Nakata Yujirō, and Fu Shen, Ōbei shūzō Chūgoku hōsho meisekishū (Masterpieces of Chinese Calligraphy in American and European Collections) (Tokyo: Chūōkōron-sha, 1981-83), vol. 1, pls. 1-6, pp. 130; Eng. abstract, p. ii.
Zhongguo meishu quanji: Shufa zhuanke bian, edited by Zhongguo meishu quanji bianji weiyuanhui (Beijing: Renmin meishu chubanshe, 1986), vol. 2, no. 48.
Michèle Pirazzoli t'Serstevens, La Cina, 2 vols. (Torino: UTET, 1996), ***
In Celebration (Princeton: The Art Museum, Princeton Univ., 1997), cat. no. 30 (color illus.).
Harrist and Fong, The Embodied Image: Chinese Calligraphy from the John B. Elliott Collection(Princeton: PUAM, 1999), cat. no. 2, pp. 39-40, 92-3, 241-59.
Lothar Ledderose, Ten Thousand Things: Module and Mass Production in Chinese Art (Princeton: Princeton Univ. Press, 2000), pp. 198-99.
Robert E. Harrist, Jr., "Record of the Eulogy on Mt. Tai and Imperial Autographic Monuments of the Tang Dynasty," Oriental Art XLVI, no. 2 (2000), p. 73, fig. 12.
Cary Y. Liu, "Embodying Cosmic Patterns: Foundations of an Art of Calligraphy in China," Oriental Art, 46, no. 5 (2000), p. 7, fig. 10, and cover illustration.
Lothar Ledderose, "Aesthetic Appropriation of Ancient Calligraphy in Modern China," in Chinese Art: Modern Expressions (New York: Metropolitan Museum of Art, 2001). pp. 222-23, fig. 9.
Qianshen Bai, "From Wu Dacheng to Mao Zedong: The Transformation of Chinese Calligraphy in the Twentieth Century," in Chinese Art: Modern Expressions (New York: Metropolitan Museum of Art, 2001). pp. 258-59, fig. 10.
Osaka Shiritsu Bijutsukan 大阪市立美術館 ed., Umi o watatta Chūgoku no sho: Eriotto korekushon to Sō Gen no meiseki 海を渡った中国の書: エリオット コレクション と 宗 元 の 名蹟 (The Embodied Image: Chinese Calligraphy from the John B. Elliott Collection) (Tokyo: Yomiuri Shinbunsha, 2003), cat. no. 2.
Yang Yuanzheng 楊元錚, "Junjia liang hang shier zi, qiya yehou sanwan qian—Pulinsidun daxue yishu bowuguan cang 'Xingrang tie' liuchuan kaolue" 君家兩行十二字 氣壓鄴侯三万簽—普林斯頓大學藝術博物館藏《行穰帖》流傳考略 ("The Tang Tracing Copy of Wang Xizhi's Calligraphy, Ritual to Pray for Good Harvest: A Study of Its Provenance"), Gugong Bowuyuan yuankan 故宮博物院院刊 (Palace Museum Journal), gen. no. 135 (January 2008), pp. 6–23.

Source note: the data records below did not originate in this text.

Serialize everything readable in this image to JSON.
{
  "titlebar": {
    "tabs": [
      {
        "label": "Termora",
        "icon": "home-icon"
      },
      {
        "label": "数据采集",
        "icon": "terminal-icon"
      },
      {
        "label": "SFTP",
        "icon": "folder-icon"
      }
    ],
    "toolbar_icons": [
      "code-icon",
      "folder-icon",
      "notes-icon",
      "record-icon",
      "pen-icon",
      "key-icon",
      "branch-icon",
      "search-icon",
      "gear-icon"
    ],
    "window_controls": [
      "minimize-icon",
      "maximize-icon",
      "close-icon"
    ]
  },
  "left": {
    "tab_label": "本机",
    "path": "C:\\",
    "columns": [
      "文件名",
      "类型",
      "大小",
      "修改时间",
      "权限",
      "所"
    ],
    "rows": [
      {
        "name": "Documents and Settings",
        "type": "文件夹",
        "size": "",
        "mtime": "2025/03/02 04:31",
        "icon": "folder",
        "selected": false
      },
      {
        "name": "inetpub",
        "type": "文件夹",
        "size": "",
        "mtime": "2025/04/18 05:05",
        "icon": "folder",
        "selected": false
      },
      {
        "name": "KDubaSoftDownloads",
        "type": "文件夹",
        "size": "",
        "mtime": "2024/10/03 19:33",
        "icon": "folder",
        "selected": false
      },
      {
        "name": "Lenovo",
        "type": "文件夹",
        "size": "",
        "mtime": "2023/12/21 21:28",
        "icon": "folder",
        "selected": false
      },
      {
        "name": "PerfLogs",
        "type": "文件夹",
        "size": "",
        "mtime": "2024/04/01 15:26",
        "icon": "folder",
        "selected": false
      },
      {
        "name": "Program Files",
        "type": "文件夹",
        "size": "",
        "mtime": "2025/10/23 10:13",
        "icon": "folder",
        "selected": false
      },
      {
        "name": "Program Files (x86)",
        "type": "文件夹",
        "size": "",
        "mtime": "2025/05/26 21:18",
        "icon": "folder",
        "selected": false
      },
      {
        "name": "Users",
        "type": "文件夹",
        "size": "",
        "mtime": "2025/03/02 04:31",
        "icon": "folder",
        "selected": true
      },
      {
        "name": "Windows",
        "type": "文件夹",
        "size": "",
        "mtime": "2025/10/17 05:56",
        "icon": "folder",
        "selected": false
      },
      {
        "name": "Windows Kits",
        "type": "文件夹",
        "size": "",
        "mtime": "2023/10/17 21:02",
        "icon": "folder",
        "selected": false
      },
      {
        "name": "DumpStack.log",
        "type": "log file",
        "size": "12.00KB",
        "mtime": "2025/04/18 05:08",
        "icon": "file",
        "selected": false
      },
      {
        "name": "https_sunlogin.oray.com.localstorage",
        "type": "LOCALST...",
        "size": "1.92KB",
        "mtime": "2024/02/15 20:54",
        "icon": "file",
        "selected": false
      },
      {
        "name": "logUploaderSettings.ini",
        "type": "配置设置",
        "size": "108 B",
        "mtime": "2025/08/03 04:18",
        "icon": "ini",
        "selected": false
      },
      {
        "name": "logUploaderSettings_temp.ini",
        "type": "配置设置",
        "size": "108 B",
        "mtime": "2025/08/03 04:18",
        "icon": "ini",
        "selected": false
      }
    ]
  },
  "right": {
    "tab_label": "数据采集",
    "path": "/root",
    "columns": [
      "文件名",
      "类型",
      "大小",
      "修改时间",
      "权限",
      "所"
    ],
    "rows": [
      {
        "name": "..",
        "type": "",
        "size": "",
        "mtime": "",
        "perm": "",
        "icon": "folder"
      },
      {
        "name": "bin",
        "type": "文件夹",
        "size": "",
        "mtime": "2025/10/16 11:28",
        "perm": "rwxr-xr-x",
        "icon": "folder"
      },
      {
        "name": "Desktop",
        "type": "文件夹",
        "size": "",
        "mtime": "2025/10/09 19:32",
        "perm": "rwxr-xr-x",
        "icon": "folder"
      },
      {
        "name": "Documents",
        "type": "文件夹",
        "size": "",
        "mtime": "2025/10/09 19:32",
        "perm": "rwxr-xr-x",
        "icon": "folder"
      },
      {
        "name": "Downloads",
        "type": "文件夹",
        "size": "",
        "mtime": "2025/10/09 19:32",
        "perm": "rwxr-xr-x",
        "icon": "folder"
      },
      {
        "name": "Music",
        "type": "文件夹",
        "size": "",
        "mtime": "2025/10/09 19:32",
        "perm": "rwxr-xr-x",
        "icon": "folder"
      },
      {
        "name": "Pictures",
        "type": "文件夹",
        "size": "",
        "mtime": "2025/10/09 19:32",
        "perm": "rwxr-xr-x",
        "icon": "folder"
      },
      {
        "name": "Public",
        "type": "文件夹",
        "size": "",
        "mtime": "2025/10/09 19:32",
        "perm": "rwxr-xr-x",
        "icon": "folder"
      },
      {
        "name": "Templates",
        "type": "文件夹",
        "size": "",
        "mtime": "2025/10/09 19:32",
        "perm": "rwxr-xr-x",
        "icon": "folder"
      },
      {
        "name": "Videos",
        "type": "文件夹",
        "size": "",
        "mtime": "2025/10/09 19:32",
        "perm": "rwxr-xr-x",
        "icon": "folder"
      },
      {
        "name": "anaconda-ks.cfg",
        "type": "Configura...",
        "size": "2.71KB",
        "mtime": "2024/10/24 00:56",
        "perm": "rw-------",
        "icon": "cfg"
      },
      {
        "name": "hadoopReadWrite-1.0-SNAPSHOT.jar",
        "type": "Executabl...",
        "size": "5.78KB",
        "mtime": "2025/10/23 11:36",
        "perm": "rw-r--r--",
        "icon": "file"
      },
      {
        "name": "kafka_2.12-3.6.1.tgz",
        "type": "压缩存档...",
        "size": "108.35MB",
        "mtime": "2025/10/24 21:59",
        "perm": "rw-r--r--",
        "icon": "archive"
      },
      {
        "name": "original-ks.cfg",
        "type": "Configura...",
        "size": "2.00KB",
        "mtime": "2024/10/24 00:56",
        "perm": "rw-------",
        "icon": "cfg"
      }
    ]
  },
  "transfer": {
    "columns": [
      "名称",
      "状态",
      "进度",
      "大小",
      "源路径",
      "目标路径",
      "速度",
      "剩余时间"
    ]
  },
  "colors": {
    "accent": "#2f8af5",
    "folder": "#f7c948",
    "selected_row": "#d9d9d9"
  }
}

Patricia Buckley Ebrey, Accumulating Culture: The Collections of Emperor Huizong (